[Opening Recorded data section]

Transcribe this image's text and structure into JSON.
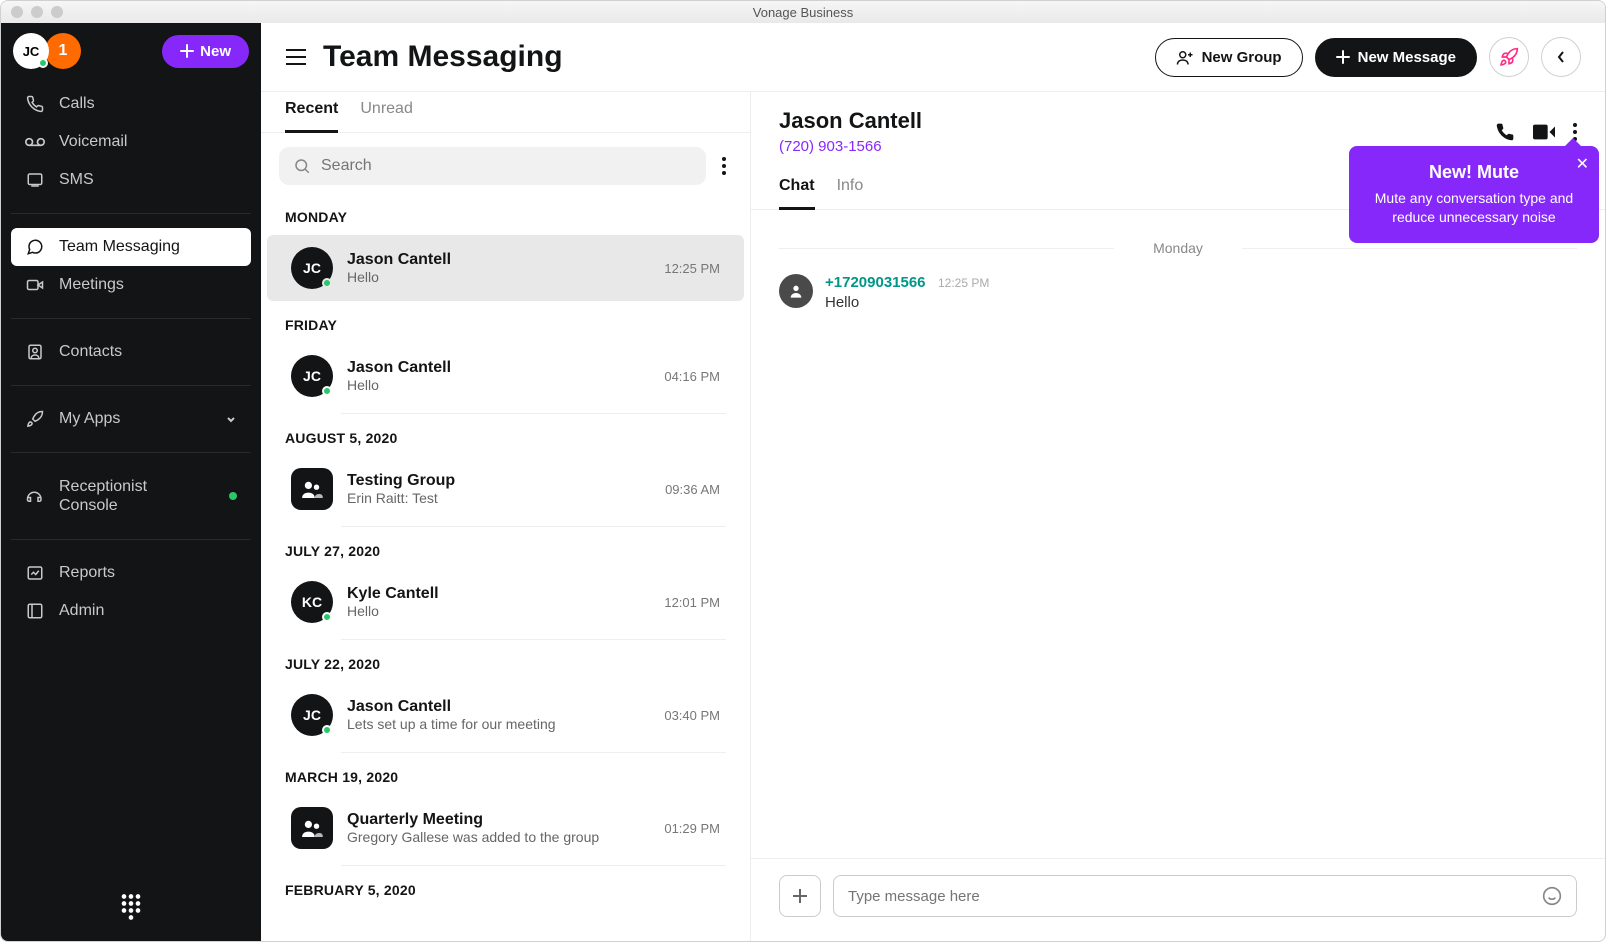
{
  "window": {
    "title": "Vonage Business"
  },
  "sidebar": {
    "user_initials": "JC",
    "badge_count": "1",
    "new_label": "New",
    "items": [
      {
        "label": "Calls"
      },
      {
        "label": "Voicemail"
      },
      {
        "label": "SMS"
      },
      {
        "label": "Team Messaging"
      },
      {
        "label": "Meetings"
      },
      {
        "label": "Contacts"
      },
      {
        "label": "My Apps"
      },
      {
        "label": "Receptionist Console"
      },
      {
        "label": "Reports"
      },
      {
        "label": "Admin"
      }
    ]
  },
  "header": {
    "title": "Team Messaging",
    "new_group_label": "New Group",
    "new_message_label": "New Message"
  },
  "list": {
    "tabs": {
      "recent": "Recent",
      "unread": "Unread"
    },
    "search_placeholder": "Search",
    "groups": [
      {
        "heading": "MONDAY",
        "items": [
          {
            "initials": "JC",
            "title": "Jason Cantell",
            "preview": "Hello",
            "time": "12:25 PM",
            "type": "person",
            "selected": true
          }
        ]
      },
      {
        "heading": "FRIDAY",
        "items": [
          {
            "initials": "JC",
            "title": "Jason Cantell",
            "preview": "Hello",
            "time": "04:16 PM",
            "type": "person"
          }
        ]
      },
      {
        "heading": "AUGUST 5, 2020",
        "items": [
          {
            "initials": "",
            "title": "Testing Group",
            "preview": "Erin Raitt: Test",
            "time": "09:36 AM",
            "type": "group"
          }
        ]
      },
      {
        "heading": "JULY 27, 2020",
        "items": [
          {
            "initials": "KC",
            "title": "Kyle Cantell",
            "preview": "Hello",
            "time": "12:01 PM",
            "type": "person"
          }
        ]
      },
      {
        "heading": "JULY 22, 2020",
        "items": [
          {
            "initials": "JC",
            "title": "Jason Cantell",
            "preview": "Lets set up a time for our meeting",
            "time": "03:40 PM",
            "type": "person"
          }
        ]
      },
      {
        "heading": "MARCH 19, 2020",
        "items": [
          {
            "initials": "",
            "title": "Quarterly Meeting",
            "preview": "Gregory Gallese was added to the group",
            "time": "01:29 PM",
            "type": "group"
          }
        ]
      },
      {
        "heading": "FEBRUARY 5, 2020",
        "items": []
      }
    ]
  },
  "detail": {
    "name": "Jason Cantell",
    "phone": "(720) 903-1566",
    "tabs": {
      "chat": "Chat",
      "info": "Info"
    },
    "day_label": "Monday",
    "message": {
      "sender": "+17209031566",
      "time": "12:25 PM",
      "text": "Hello"
    },
    "composer_placeholder": "Type message here"
  },
  "tooltip": {
    "title": "New! Mute",
    "body": "Mute any conversation type and reduce unnecessary noise"
  }
}
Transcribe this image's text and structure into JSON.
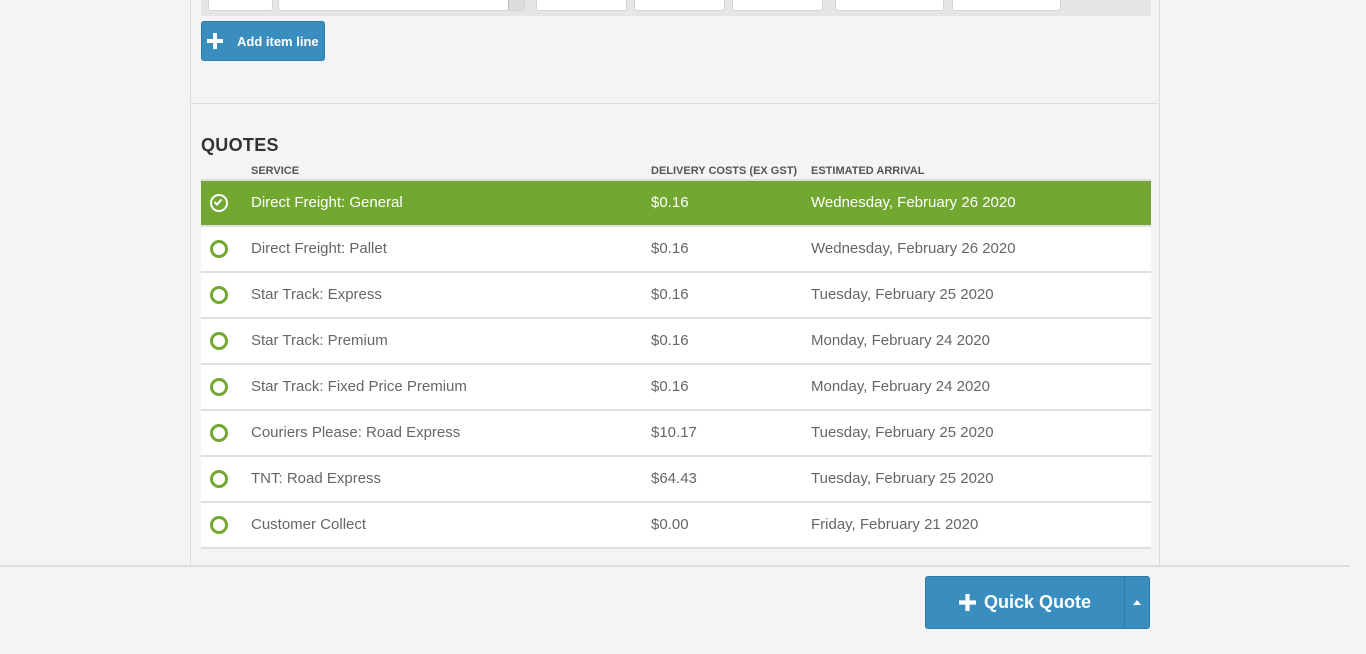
{
  "actions": {
    "add_item_line_label": "Add item line",
    "quick_quote_label": "Quick Quote"
  },
  "quotes": {
    "title": "QUOTES",
    "columns": {
      "service": "SERVICE",
      "delivery_costs": "DELIVERY COSTS (EX GST)",
      "estimated_arrival": "ESTIMATED ARRIVAL"
    },
    "selected_index": 0,
    "rows": [
      {
        "service": "Direct Freight: General",
        "cost": "$0.16",
        "arrival": "Wednesday, February 26 2020"
      },
      {
        "service": "Direct Freight: Pallet",
        "cost": "$0.16",
        "arrival": "Wednesday, February 26 2020"
      },
      {
        "service": "Star Track: Express",
        "cost": "$0.16",
        "arrival": "Tuesday, February 25 2020"
      },
      {
        "service": "Star Track: Premium",
        "cost": "$0.16",
        "arrival": "Monday, February 24 2020"
      },
      {
        "service": "Star Track: Fixed Price Premium",
        "cost": "$0.16",
        "arrival": "Monday, February 24 2020"
      },
      {
        "service": "Couriers Please: Road Express",
        "cost": "$10.17",
        "arrival": "Tuesday, February 25 2020"
      },
      {
        "service": "TNT: Road Express",
        "cost": "$64.43",
        "arrival": "Tuesday, February 25 2020"
      },
      {
        "service": "Customer Collect",
        "cost": "$0.00",
        "arrival": "Friday, February 21 2020"
      }
    ]
  },
  "icons": {
    "add": "plus-icon",
    "selected": "check-circle-icon",
    "unselected": "radio-circle-icon",
    "menu": "caret-up-icon"
  },
  "colors": {
    "accent_blue": "#3a8dbf",
    "selected_green": "#72a832",
    "background": "#f4f4f4"
  }
}
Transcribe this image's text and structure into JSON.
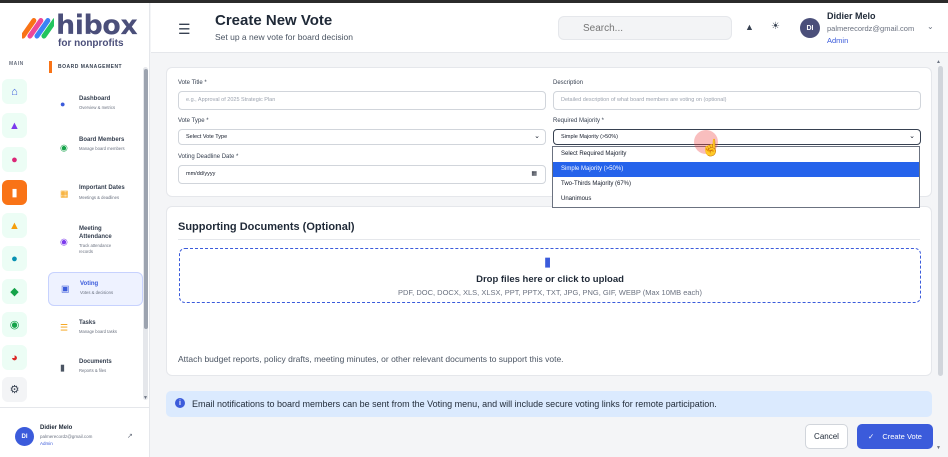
{
  "brand": {
    "name": "hibox",
    "tagline": "for nonprofits"
  },
  "sidebar": {
    "rail_label": "MAIN",
    "rail_icons": [
      "home-icon",
      "org-chart-icon",
      "palette-icon",
      "document-icon",
      "cap-icon",
      "circle-icon",
      "network-icon",
      "people-icon",
      "pie-chart-icon",
      "gear-icon"
    ],
    "section_label": "BOARD MANAGEMENT",
    "items": [
      {
        "title": "Dashboard",
        "sub": "Overview & metrics",
        "icon": "dashboard-icon"
      },
      {
        "title": "Board Members",
        "sub": "Manage board members",
        "icon": "members-icon"
      },
      {
        "title": "Important Dates",
        "sub": "Meetings & deadlines",
        "icon": "calendar-icon"
      },
      {
        "title": "Meeting Attendance",
        "sub": "Track attendance records",
        "icon": "attendance-icon"
      },
      {
        "title": "Voting",
        "sub": "Votes & decisions",
        "icon": "voting-icon"
      },
      {
        "title": "Tasks",
        "sub": "Manage board tasks",
        "icon": "tasks-icon"
      },
      {
        "title": "Documents",
        "sub": "Reports & files",
        "icon": "documents-icon"
      }
    ],
    "user": {
      "initials": "DI",
      "name": "Didier Melo",
      "email": "palmerecordz@gmail.com",
      "role": "Admin"
    }
  },
  "header": {
    "title": "Create New Vote",
    "subtitle": "Set up a new vote for board decision",
    "search_placeholder": "Search...",
    "user": {
      "initials": "DI",
      "name": "Didier Melo",
      "email": "palmerecordz@gmail.com",
      "role": "Admin"
    }
  },
  "form": {
    "vote_title_label": "Vote Title *",
    "vote_title_placeholder": "e.g., Approval of 2025 Strategic Plan",
    "description_label": "Description",
    "description_placeholder": "Detailed description of what board members are voting on (optional)",
    "vote_type_label": "Vote Type *",
    "vote_type_value": "Select Vote Type",
    "required_majority_label": "Required Majority *",
    "required_majority_value": "Simple Majority (>50%)",
    "deadline_label": "Voting Deadline Date *",
    "deadline_value": "mm/dd/yyyy",
    "majority_options": [
      "Select Required Majority",
      "Simple Majority (>50%)",
      "Two-Thirds Majority (67%)",
      "Unanimous"
    ],
    "highlighted_option_index": 1
  },
  "documents": {
    "title": "Supporting Documents (Optional)",
    "drop_title": "Drop files here or click to upload",
    "drop_types": "PDF, DOC, DOCX, XLS, XLSX, PPT, PPTX, TXT, JPG, PNG, GIF, WEBP (Max 10MB each)",
    "hint": "Attach budget reports, policy drafts, meeting minutes, or other relevant documents to support this vote."
  },
  "info_message": "Email notifications to board members can be sent from the Voting menu, and will include secure voting links for remote participation.",
  "actions": {
    "cancel": "Cancel",
    "create": "Create Vote"
  },
  "colors": {
    "accent": "#3b5bdb",
    "brand_orange": "#f97316",
    "highlight": "#2563eb",
    "info_bg": "#dbeafe"
  }
}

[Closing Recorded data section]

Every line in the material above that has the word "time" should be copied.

Problem solution
            "time": "12:25 PM",
            "time": "04:16 PM",
            "time": "09:36 AM",
            "time": "12:01 PM",
            "preview": "Lets set up a time for our meeting",
            "time": "03:40 PM",
            "time": "01:29 PM",
      "time": "12:25 PM",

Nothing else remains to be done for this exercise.